June 17, 2013, we began the day at Newport, just inside Washington, across a river from Idaho. Washington State Highway 20 begins there. We came this way so we could ride through the Northern Cascades west bound. We came through east last year.
We didn’t want to get out the foul weather gear. Even though we got rained on a half dozen times before lunch, we stayed in light gear.
Up at 5:30 a.m. and on the road by 7:00 a.m. gave us our earliest start of the trip. We didn’t make it ten minutes before we had a light rain. Another ten minutes found us at the Cross Roads Café having hot coffee. Checking our iPhones didn’t give us much information about the weather. One of the locals told us that we would have rain until Wednesday. Yah, right what did he know? He was right.
This was typical of the scenery we were forced to endure throughout the day.
Are you curious about the High Kill Zone? Before we got too many miles outside of Newport, I saw a sign that identified the area as having an extremely high number of deer killed annually. They had a sign listing the number killed in 2012 and the year to date number. I was going a little fast to read the numbers.
We saw a number of D.E.E.R. on Monday, but only two are noteworthy. The first was a large doe that had an encounter with an eighteen wheeler. The truck was parked at the side of the road with the hood up. We couldn’t tell if the rig was damaged or if the driver was removing deer parts.
Later in the day, during another light rain, we encountered a tight curve. One of those where the 30 MPH warning sign means, thirty. As we reached the apex, the pavement was wet and slippery, we espied Ms. D.E.E.R. standing at the side of the roadway munching on grass. The doe looked at us but didn’t move. We were lucky. If we had been forced to take evasive action, the chance of kissing the pavement would have been great.

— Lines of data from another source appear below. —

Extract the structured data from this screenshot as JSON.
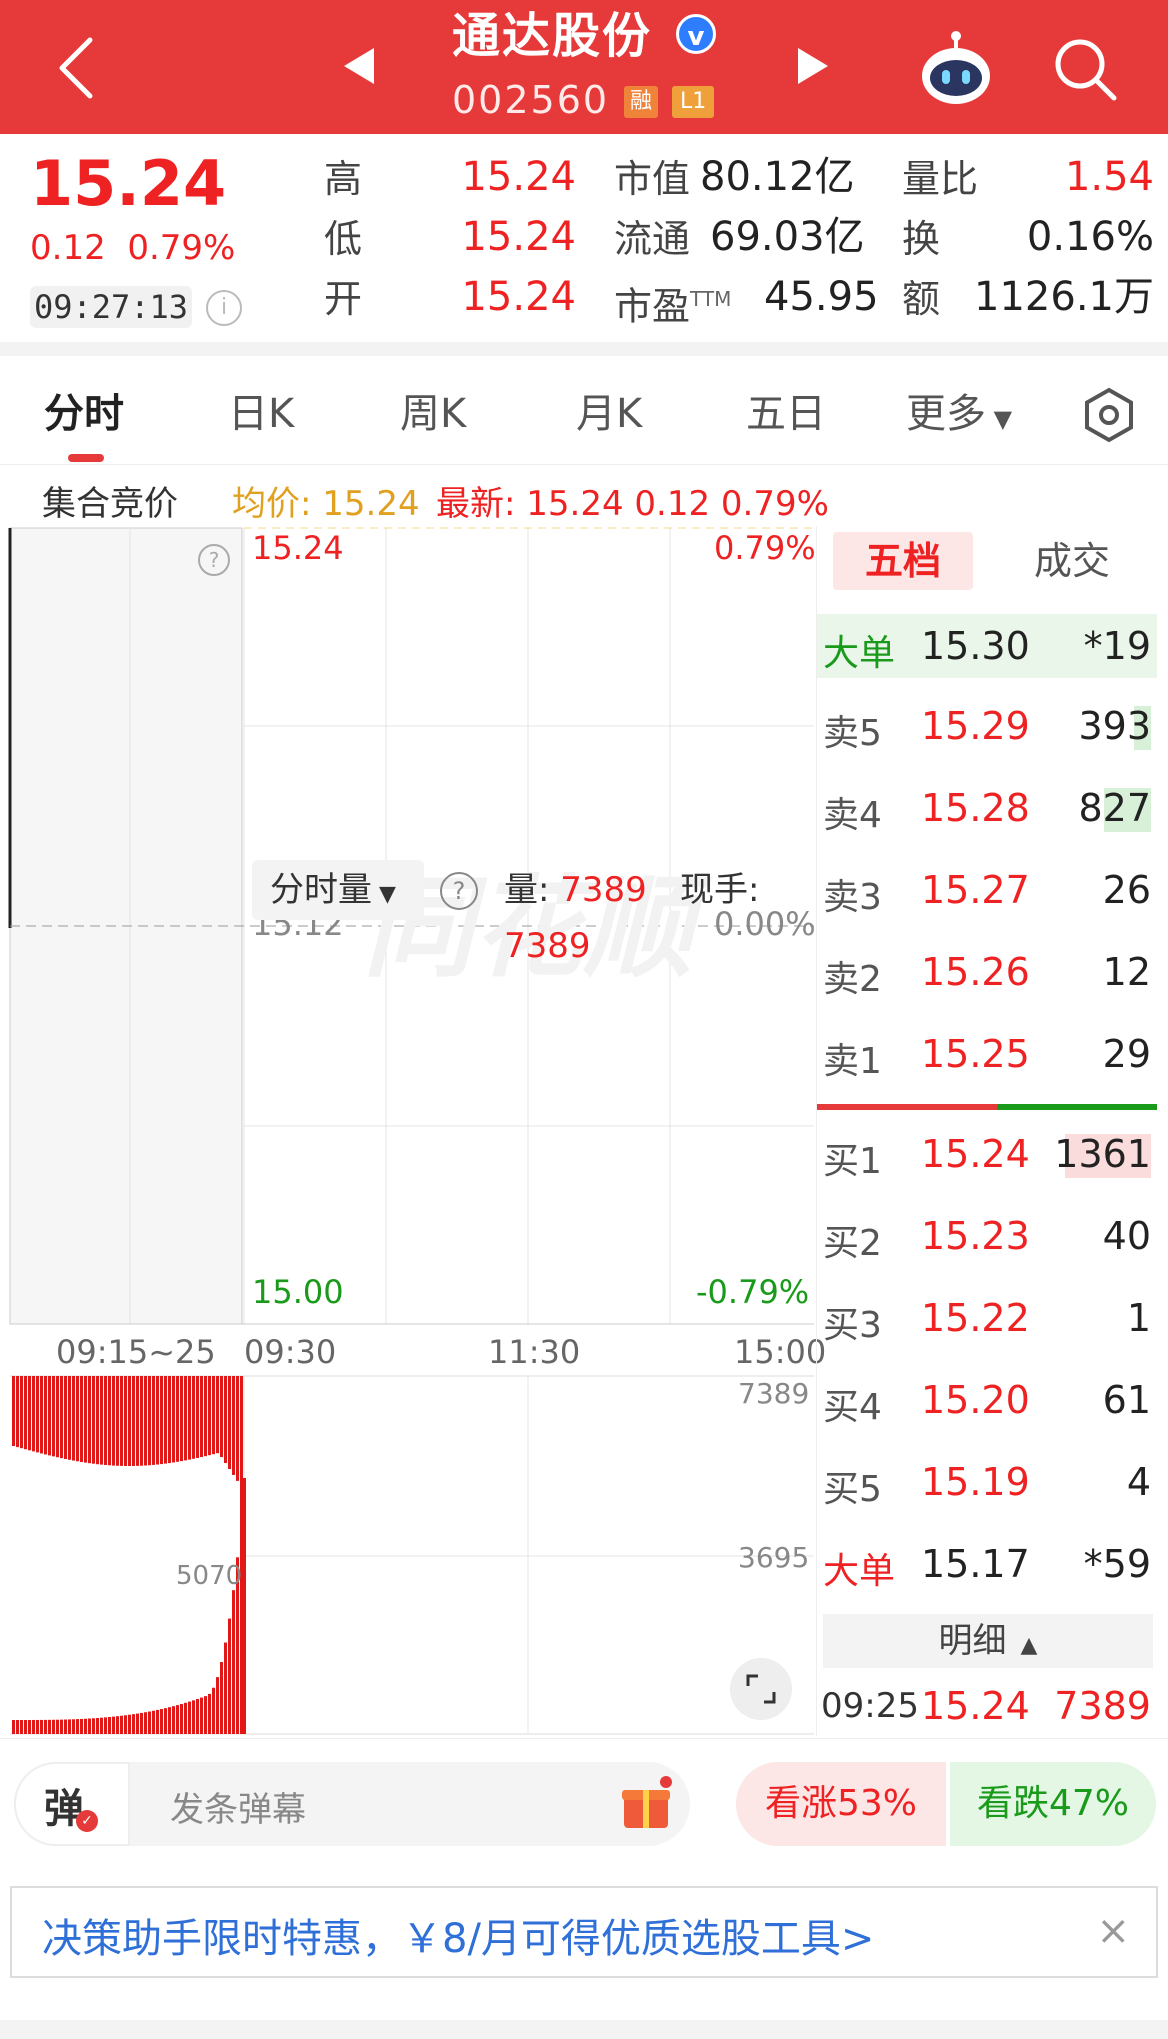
{
  "header": {
    "stock_name": "通达股份",
    "verified_badge": "v",
    "stock_code": "002560",
    "tag_margin": "融",
    "tag_level": "L1",
    "bg_color": "#e63a3a"
  },
  "quote": {
    "price": "15.24",
    "change": "0.12",
    "change_pct": "0.79%",
    "time": "09:27:13",
    "stats": [
      {
        "label": "高",
        "value": "15.24"
      },
      {
        "label": "低",
        "value": "15.24"
      },
      {
        "label": "开",
        "value": "15.24"
      }
    ],
    "market_cap_label": "市值",
    "market_cap": "80.12亿",
    "float_cap_label": "流通",
    "float_cap": "69.03亿",
    "pe_label": "市盈",
    "pe_sup": "TTM",
    "pe": "45.95",
    "vol_ratio_label": "量比",
    "vol_ratio": "1.54",
    "turnover_label": "换",
    "turnover": "0.16%",
    "amount_label": "额",
    "amount": "1126.1万"
  },
  "tabs": [
    "分时",
    "日K",
    "周K",
    "月K",
    "五日",
    "更多"
  ],
  "infoline": {
    "auction": "集合竞价",
    "avg": "均价: 15.24",
    "latest": "最新: 15.24  0.12  0.79%"
  },
  "chart": {
    "price_high": "15.24",
    "price_mid": "15.12",
    "price_low": "15.00",
    "pct_high": "0.79%",
    "pct_mid": "0.00%",
    "pct_low": "-0.79%",
    "time_auction": "09:15~25",
    "time_open": "09:30",
    "time_mid": "11:30",
    "time_close": "15:00",
    "volume_selector": "分时量",
    "volume_label": "量:",
    "volume_value": "7389",
    "volume_value_2": "7389",
    "current_hand_label": "现手:",
    "vol_axis_max": "7389",
    "vol_axis_mid": "3695",
    "auction_vol_label": "5070",
    "watermark": "同花顺"
  },
  "orderbook": {
    "tab_active": "五档",
    "tab_other": "成交",
    "big_sell": {
      "label": "大单",
      "price": "15.30",
      "vol": "*19"
    },
    "asks": [
      {
        "label": "卖5",
        "price": "15.29",
        "vol": "393",
        "bar": 0.2
      },
      {
        "label": "卖4",
        "price": "15.28",
        "vol": "827",
        "bar": 0.55
      },
      {
        "label": "卖3",
        "price": "15.27",
        "vol": "26",
        "bar": 0
      },
      {
        "label": "卖2",
        "price": "15.26",
        "vol": "12",
        "bar": 0
      },
      {
        "label": "卖1",
        "price": "15.25",
        "vol": "29",
        "bar": 0
      }
    ],
    "bids": [
      {
        "label": "买1",
        "price": "15.24",
        "vol": "1361",
        "bar": 1.0
      },
      {
        "label": "买2",
        "price": "15.23",
        "vol": "40",
        "bar": 0
      },
      {
        "label": "买3",
        "price": "15.22",
        "vol": "1",
        "bar": 0
      },
      {
        "label": "买4",
        "price": "15.20",
        "vol": "61",
        "bar": 0
      },
      {
        "label": "买5",
        "price": "15.19",
        "vol": "4",
        "bar": 0
      }
    ],
    "big_buy": {
      "label": "大单",
      "price": "15.17",
      "vol": "*59"
    },
    "detail_label": "明细",
    "trade": {
      "time": "09:25",
      "price": "15.24",
      "vol": "7389"
    }
  },
  "bottom": {
    "danmu_icon": "弹",
    "danmu_placeholder": "发条弹幕",
    "vote_up": "看涨53%",
    "vote_down": "看跌47%"
  },
  "promo": {
    "text": "决策助手限时特惠，￥8/月可得优质选股工具>",
    "close": "×"
  }
}
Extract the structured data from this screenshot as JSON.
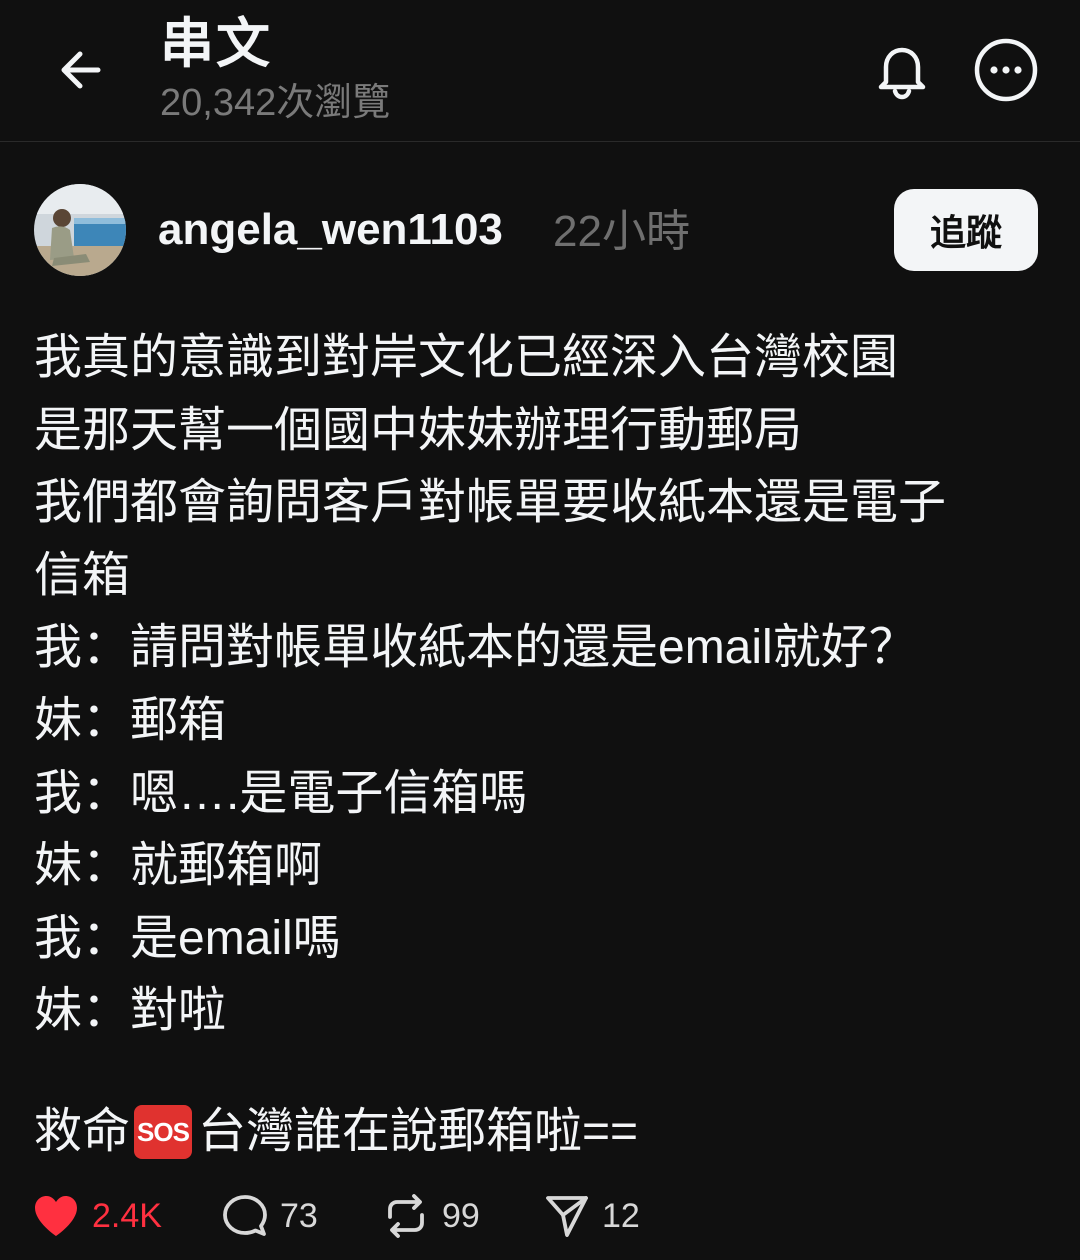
{
  "header": {
    "title": "串文",
    "views": "20,342次瀏覽",
    "icons": {
      "back": "arrow-left-icon",
      "notify": "bell-icon",
      "more": "more-horizontal-icon"
    }
  },
  "author": {
    "username": "angela_wen1103",
    "time": "22小時",
    "follow_label": "追蹤",
    "avatar": "avatar-photo"
  },
  "post": {
    "lines": [
      "我真的意識到對岸文化已經深入台灣校園",
      "是那天幫一個國中妹妹辦理行動郵局",
      "我們都會詢問客戶對帳單要收紙本還是電子",
      "信箱",
      "我：請問對帳單收紙本的還是email就好？",
      "妹：郵箱",
      "我：嗯….是電子信箱嗎",
      "妹：就郵箱啊",
      "我：是email嗎",
      "妹：對啦"
    ],
    "closing": {
      "before": "救命",
      "emoji": "SOS",
      "after": "台灣誰在說郵箱啦=="
    }
  },
  "actions": {
    "likes": "2.4K",
    "replies": "73",
    "reposts": "99",
    "shares": "12",
    "colors": {
      "liked": "#ff3040",
      "text": "#f3f5f7",
      "muted": "#7a7a7a",
      "background": "#101010"
    }
  }
}
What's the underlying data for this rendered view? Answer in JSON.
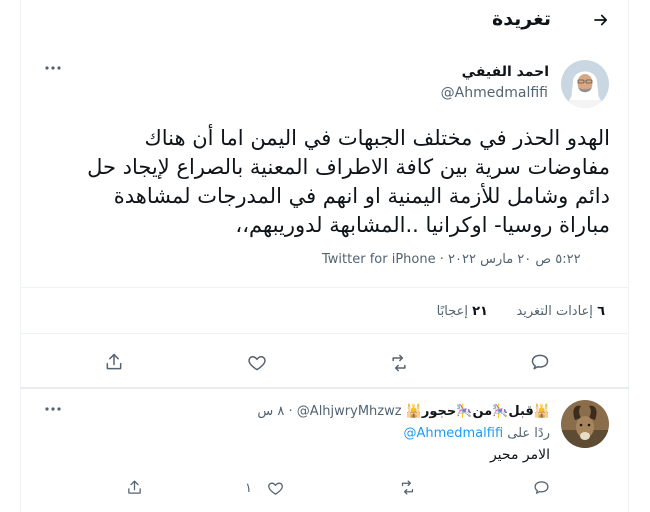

The Northern Cascades were as beautiful west bound as east. There was plenty of snow still covering the ground.
What I had forgotten were the curves. I call this marching. When marching one counts cadence, left, right, left right. These curves follow one side of a river canyon. One leans left, and before finishing the curve, leans right into the next curve. Back and forth, for anywhere from a quarter mile, to miles. Coming down Washington 20 we experienced at least a dozen of these sections. Once again, it only gets better.
Once we were clear of the snow, the temperature rose rapidly.
Coming down out of the mountains, we stopped for fuel. Jim wanted to call it a day. We had covered 332 miles. Both of us were hot and tired. He said, “Let’s go back to the Buffalo Inn.”
I said, “Works for me.
We back tracked only to find that the motel had gone out of business.
Back in the saddle, we rode another one-hundred miles before stopping for the night at the Auld Holland Inn, Oak Harbor. The town is on Whidbey Island.
We spent 11½ hours on the road and were exhausted.
Dinner at Flyers and in bed by 8:30 p.m. While waiting to be seated an elderly couple struck up a conversation. Jim and I may be bad bikers, but everywhere we stop, someone starts up a conversation, more often than not women. They always want to know where we have been and where we are headed. “Where are you riding?”
Jim has the best answer. “Our wives gave us two weeks probation. We just ride, turn, and stop whenever we want.”